* _Records for processing_:
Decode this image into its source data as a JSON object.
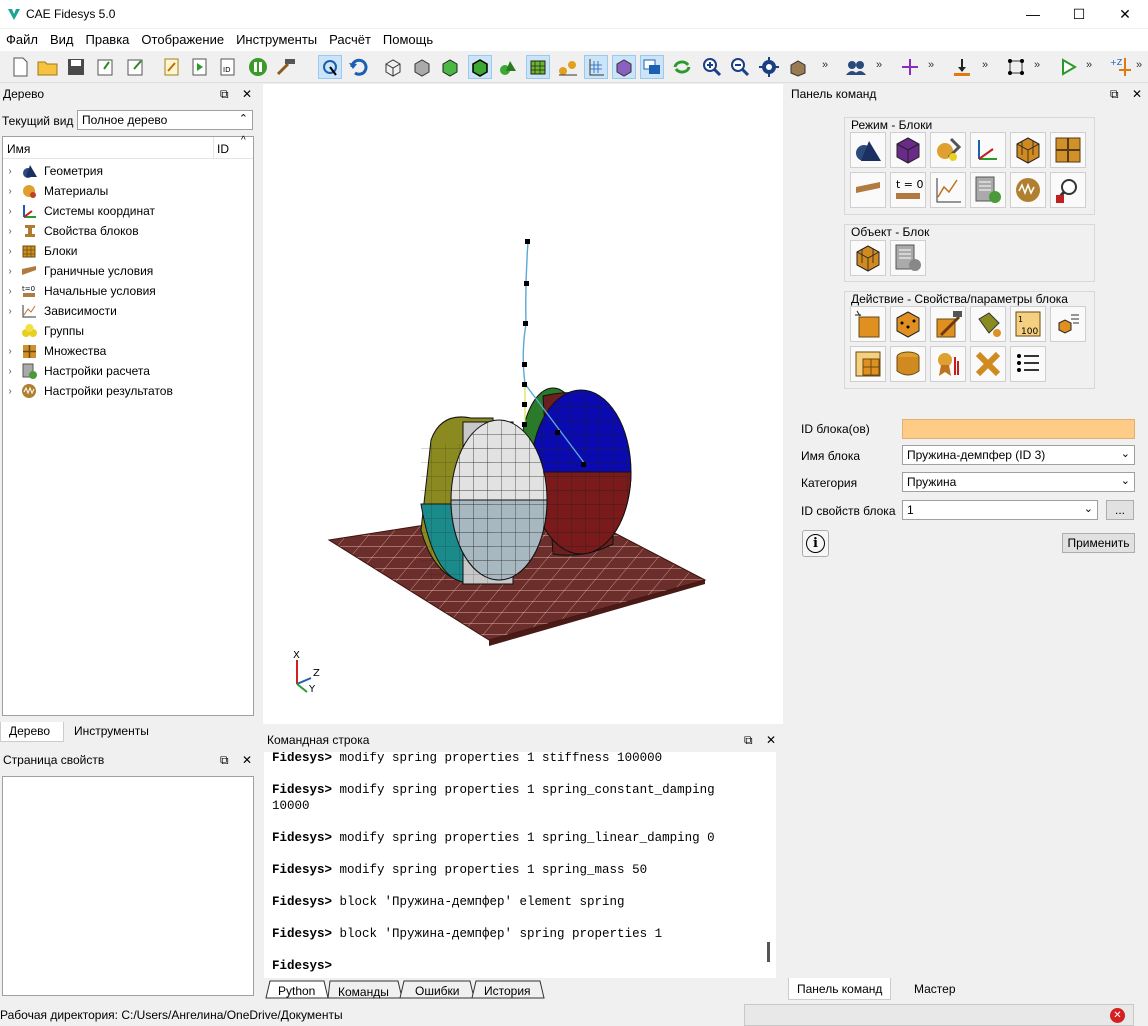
{
  "window": {
    "title": "CAE Fidesys 5.0",
    "minimize_glyph": "—",
    "maximize_glyph": "☐",
    "close_glyph": "✕"
  },
  "menu": [
    "Файл",
    "Вид",
    "Правка",
    "Отображение",
    "Инструменты",
    "Расчёт",
    "Помощь"
  ],
  "tree_panel": {
    "title": "Дерево",
    "view_label": "Текущий вид",
    "view_value": "Полное дерево",
    "col_name": "Имя",
    "col_id": "ID",
    "items": [
      {
        "label": "Геометрия",
        "icon": "geometry-icon"
      },
      {
        "label": "Материалы",
        "icon": "materials-icon"
      },
      {
        "label": "Системы координат",
        "icon": "coord-system-icon"
      },
      {
        "label": "Свойства блоков",
        "icon": "block-properties-icon"
      },
      {
        "label": "Блоки",
        "icon": "blocks-icon"
      },
      {
        "label": "Граничные условия",
        "icon": "boundary-conditions-icon"
      },
      {
        "label": "Начальные условия",
        "icon": "initial-conditions-icon"
      },
      {
        "label": "Зависимости",
        "icon": "dependencies-icon"
      },
      {
        "label": "Группы",
        "icon": "groups-icon"
      },
      {
        "label": "Множества",
        "icon": "sets-icon"
      },
      {
        "label": "Настройки расчета",
        "icon": "analysis-settings-icon"
      },
      {
        "label": "Настройки результатов",
        "icon": "results-settings-icon"
      }
    ],
    "tabs": [
      "Дерево",
      "Инструменты"
    ]
  },
  "properties_panel": {
    "title": "Страница свойств"
  },
  "console": {
    "title": "Командная строка",
    "lines": [
      {
        "prompt": "Fidesys>",
        "cmd": " modify spring properties 1 stiffness 100000"
      },
      {
        "prompt": "",
        "cmd": ""
      },
      {
        "prompt": "Fidesys>",
        "cmd": " modify spring properties 1 spring_constant_damping"
      },
      {
        "prompt": "",
        "cmd": "10000"
      },
      {
        "prompt": "",
        "cmd": ""
      },
      {
        "prompt": "Fidesys>",
        "cmd": " modify spring properties 1 spring_linear_damping 0"
      },
      {
        "prompt": "",
        "cmd": ""
      },
      {
        "prompt": "Fidesys>",
        "cmd": " modify spring properties 1 spring_mass 50"
      },
      {
        "prompt": "",
        "cmd": ""
      },
      {
        "prompt": "Fidesys>",
        "cmd": " block 'Пружина-демпфер' element spring"
      },
      {
        "prompt": "",
        "cmd": ""
      },
      {
        "prompt": "Fidesys>",
        "cmd": " block 'Пружина-демпфер' spring properties 1"
      },
      {
        "prompt": "",
        "cmd": ""
      },
      {
        "prompt": "Fidesys>",
        "cmd": ""
      }
    ],
    "tabs": [
      "Python",
      "Команды",
      "Ошибки",
      "История"
    ]
  },
  "viewport": {
    "axis_x": "X",
    "axis_y": "Y",
    "axis_z": "Z"
  },
  "command_panel": {
    "title": "Панель команд",
    "mode_group": "Режим - Блоки",
    "object_group": "Объект - Блок",
    "action_group": "Действие - Свойства/параметры блока",
    "t0_label": "t = 0",
    "n100_label": "100",
    "form": {
      "block_ids_label": "ID блока(ов)",
      "block_ids_value": "",
      "block_name_label": "Имя блока",
      "block_name_value": "Пружина-демпфер (ID 3)",
      "category_label": "Категория",
      "category_value": "Пружина",
      "props_id_label": "ID свойств блока",
      "props_id_value": "1",
      "browse_label": "...",
      "apply_label": "Применить",
      "info_glyph": "i"
    },
    "tabs": [
      "Панель команд",
      "Мастер"
    ]
  },
  "statusbar": {
    "workdir": "Рабочая директория: C:/Users/Ангелина/OneDrive/Документы"
  },
  "colors": {
    "accent": "#0078d7",
    "highlight_field": "#ffcc88",
    "mesh_floor": "#6b2e2a"
  }
}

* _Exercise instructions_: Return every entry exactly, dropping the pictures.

* _Solution below_:
Decode this image into its source data as a JSON object.
{
  "window": {
    "title": "CAE Fidesys 5.0",
    "minimize_glyph": "—",
    "maximize_glyph": "☐",
    "close_glyph": "✕"
  },
  "menu": [
    "Файл",
    "Вид",
    "Правка",
    "Отображение",
    "Инструменты",
    "Расчёт",
    "Помощь"
  ],
  "tree_panel": {
    "title": "Дерево",
    "view_label": "Текущий вид",
    "view_value": "Полное дерево",
    "col_name": "Имя",
    "col_id": "ID",
    "items": [
      {
        "label": "Геометрия",
        "icon": "geometry-icon"
      },
      {
        "label": "Материалы",
        "icon": "materials-icon"
      },
      {
        "label": "Системы координат",
        "icon": "coord-system-icon"
      },
      {
        "label": "Свойства блоков",
        "icon": "block-properties-icon"
      },
      {
        "label": "Блоки",
        "icon": "blocks-icon"
      },
      {
        "label": "Граничные условия",
        "icon": "boundary-conditions-icon"
      },
      {
        "label": "Начальные условия",
        "icon": "initial-conditions-icon"
      },
      {
        "label": "Зависимости",
        "icon": "dependencies-icon"
      },
      {
        "label": "Группы",
        "icon": "groups-icon"
      },
      {
        "label": "Множества",
        "icon": "sets-icon"
      },
      {
        "label": "Настройки расчета",
        "icon": "analysis-settings-icon"
      },
      {
        "label": "Настройки результатов",
        "icon": "results-settings-icon"
      }
    ],
    "tabs": [
      "Дерево",
      "Инструменты"
    ]
  },
  "properties_panel": {
    "title": "Страница свойств"
  },
  "console": {
    "title": "Командная строка",
    "lines": [
      {
        "prompt": "Fidesys>",
        "cmd": " modify spring properties 1 stiffness 100000"
      },
      {
        "prompt": "",
        "cmd": ""
      },
      {
        "prompt": "Fidesys>",
        "cmd": " modify spring properties 1 spring_constant_damping"
      },
      {
        "prompt": "",
        "cmd": "10000"
      },
      {
        "prompt": "",
        "cmd": ""
      },
      {
        "prompt": "Fidesys>",
        "cmd": " modify spring properties 1 spring_linear_damping 0"
      },
      {
        "prompt": "",
        "cmd": ""
      },
      {
        "prompt": "Fidesys>",
        "cmd": " modify spring properties 1 spring_mass 50"
      },
      {
        "prompt": "",
        "cmd": ""
      },
      {
        "prompt": "Fidesys>",
        "cmd": " block 'Пружина-демпфер' element spring"
      },
      {
        "prompt": "",
        "cmd": ""
      },
      {
        "prompt": "Fidesys>",
        "cmd": " block 'Пружина-демпфер' spring properties 1"
      },
      {
        "prompt": "",
        "cmd": ""
      },
      {
        "prompt": "Fidesys>",
        "cmd": ""
      }
    ],
    "tabs": [
      "Python",
      "Команды",
      "Ошибки",
      "История"
    ]
  },
  "viewport": {
    "axis_x": "X",
    "axis_y": "Y",
    "axis_z": "Z"
  },
  "command_panel": {
    "title": "Панель команд",
    "mode_group": "Режим - Блоки",
    "object_group": "Объект - Блок",
    "action_group": "Действие - Свойства/параметры блока",
    "t0_label": "t = 0",
    "n100_label": "100",
    "form": {
      "block_ids_label": "ID блока(ов)",
      "block_ids_value": "",
      "block_name_label": "Имя блока",
      "block_name_value": "Пружина-демпфер (ID 3)",
      "category_label": "Категория",
      "category_value": "Пружина",
      "props_id_label": "ID свойств блока",
      "props_id_value": "1",
      "browse_label": "...",
      "apply_label": "Применить",
      "info_glyph": "i"
    },
    "tabs": [
      "Панель команд",
      "Мастер"
    ]
  },
  "statusbar": {
    "workdir": "Рабочая директория: C:/Users/Ангелина/OneDrive/Документы"
  },
  "colors": {
    "accent": "#0078d7",
    "highlight_field": "#ffcc88",
    "mesh_floor": "#6b2e2a"
  }
}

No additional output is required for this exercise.